In Baltimore v. Bloecher Schaaf, 149 Md. 648, it was held that an ordinance providing for the inspection of meat, the condemnation and destruction of meat products found to be unfit for use as food, and for the revocation by the health commissioner of the license of any dealer violating the ordinance, but permitting appeals only on questions of law, was not invalid on the ground that it did not also allow appeals on issues of fact.
Unless we were disposed to disregard the trend of our own decisions, and those of other courts in analagous cases, we could not conclude that a provision for jury trial on issues of fact is essential to the validity of the Workman's Compensation Act of Maryland. Therefore, the condition which it imposes upon the right of jury trial voluntarily conferred by it is not a sustainable cause of complaint.
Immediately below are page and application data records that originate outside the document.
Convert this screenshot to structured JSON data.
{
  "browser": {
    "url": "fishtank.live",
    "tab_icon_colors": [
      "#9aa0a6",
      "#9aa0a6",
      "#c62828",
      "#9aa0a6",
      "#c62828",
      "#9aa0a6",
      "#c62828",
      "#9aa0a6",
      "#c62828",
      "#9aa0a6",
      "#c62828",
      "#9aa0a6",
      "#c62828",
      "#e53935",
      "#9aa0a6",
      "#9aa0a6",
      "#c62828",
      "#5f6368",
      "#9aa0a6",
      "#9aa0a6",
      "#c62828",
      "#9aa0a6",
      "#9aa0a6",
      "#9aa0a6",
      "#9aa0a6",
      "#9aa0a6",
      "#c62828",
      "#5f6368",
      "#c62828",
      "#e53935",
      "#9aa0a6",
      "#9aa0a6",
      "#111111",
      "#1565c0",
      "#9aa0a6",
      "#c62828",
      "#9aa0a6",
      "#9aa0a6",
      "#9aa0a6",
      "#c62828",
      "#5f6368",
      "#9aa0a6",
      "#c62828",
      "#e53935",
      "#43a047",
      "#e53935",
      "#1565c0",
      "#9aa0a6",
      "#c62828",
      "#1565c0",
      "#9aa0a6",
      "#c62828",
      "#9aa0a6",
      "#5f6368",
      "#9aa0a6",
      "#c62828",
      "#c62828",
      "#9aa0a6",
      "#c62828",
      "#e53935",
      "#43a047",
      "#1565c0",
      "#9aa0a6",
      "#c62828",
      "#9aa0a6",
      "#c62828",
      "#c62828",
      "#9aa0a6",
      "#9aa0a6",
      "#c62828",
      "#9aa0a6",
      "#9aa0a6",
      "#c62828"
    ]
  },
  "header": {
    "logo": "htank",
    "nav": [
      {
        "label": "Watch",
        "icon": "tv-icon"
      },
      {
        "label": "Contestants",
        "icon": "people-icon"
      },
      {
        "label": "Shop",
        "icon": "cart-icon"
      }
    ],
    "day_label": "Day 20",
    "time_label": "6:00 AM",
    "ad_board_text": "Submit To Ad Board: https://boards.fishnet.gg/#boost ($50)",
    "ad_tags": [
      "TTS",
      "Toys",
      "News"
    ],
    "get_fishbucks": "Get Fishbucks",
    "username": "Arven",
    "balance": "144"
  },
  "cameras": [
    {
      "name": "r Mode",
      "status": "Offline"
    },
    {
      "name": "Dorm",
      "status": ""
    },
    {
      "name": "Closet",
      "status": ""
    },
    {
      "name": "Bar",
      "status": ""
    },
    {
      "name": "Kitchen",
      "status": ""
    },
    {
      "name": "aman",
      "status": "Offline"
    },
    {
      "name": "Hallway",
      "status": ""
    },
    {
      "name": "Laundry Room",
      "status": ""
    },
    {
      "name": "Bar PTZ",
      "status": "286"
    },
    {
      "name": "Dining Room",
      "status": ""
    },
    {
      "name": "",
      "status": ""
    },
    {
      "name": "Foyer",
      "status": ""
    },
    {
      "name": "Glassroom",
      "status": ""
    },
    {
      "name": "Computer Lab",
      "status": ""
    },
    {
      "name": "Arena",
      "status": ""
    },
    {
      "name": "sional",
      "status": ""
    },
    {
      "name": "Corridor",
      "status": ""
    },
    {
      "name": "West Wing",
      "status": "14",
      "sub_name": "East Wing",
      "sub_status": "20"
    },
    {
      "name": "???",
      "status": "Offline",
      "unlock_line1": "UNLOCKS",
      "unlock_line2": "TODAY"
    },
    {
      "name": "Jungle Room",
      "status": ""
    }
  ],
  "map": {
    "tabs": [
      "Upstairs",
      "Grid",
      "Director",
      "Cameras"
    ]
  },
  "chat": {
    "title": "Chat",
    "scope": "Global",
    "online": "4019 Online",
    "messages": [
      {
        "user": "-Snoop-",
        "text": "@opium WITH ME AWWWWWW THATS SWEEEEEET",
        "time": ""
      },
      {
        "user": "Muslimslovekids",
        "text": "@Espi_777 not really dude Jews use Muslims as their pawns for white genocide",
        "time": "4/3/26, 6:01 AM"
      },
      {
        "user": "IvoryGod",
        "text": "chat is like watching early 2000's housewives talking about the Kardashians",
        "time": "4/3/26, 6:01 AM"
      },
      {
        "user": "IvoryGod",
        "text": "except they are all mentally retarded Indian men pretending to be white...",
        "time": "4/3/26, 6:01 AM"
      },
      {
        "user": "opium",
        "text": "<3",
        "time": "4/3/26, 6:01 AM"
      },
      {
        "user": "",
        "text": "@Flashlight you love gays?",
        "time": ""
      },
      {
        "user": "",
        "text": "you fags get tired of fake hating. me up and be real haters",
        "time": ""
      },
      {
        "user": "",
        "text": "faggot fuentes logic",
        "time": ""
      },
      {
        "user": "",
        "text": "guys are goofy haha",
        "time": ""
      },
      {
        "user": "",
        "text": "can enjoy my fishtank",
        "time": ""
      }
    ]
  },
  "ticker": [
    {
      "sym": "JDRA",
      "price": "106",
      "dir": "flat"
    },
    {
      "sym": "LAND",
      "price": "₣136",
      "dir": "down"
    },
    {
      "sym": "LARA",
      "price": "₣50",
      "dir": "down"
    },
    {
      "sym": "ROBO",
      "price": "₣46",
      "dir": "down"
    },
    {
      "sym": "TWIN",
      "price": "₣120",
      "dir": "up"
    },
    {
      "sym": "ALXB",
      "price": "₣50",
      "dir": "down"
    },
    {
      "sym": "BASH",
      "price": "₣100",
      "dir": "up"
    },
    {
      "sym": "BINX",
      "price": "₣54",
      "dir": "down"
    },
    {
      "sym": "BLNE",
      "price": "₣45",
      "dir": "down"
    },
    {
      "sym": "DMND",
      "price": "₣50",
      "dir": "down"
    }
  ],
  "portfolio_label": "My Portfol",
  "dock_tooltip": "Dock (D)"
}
The right of the Legislature to provide that an appeal from a decision of the State Industrial Accident Commission shall not be a stay could not be denied consistently with the principle upon which the general validity of the act has been adjudicated. Its design was to ensure speedy, as well as certain, relief in proper cases within the scope of its application. That humanitarian policy would be seriously hampered if the weekly payments of compensation awarded by the commission could be suspended because of an appeal. In providing that an appeal should not be a stay the statute was simply adopting a necessary expedient to accomplish one of the important purposes for which it was enacted.
It is our conclusion that the insurer was not entitled to an injunction against the suit by the claimant on the award of the commission, and the order enjoining the suit was therefore reversed by the per curiam order heretofore filed.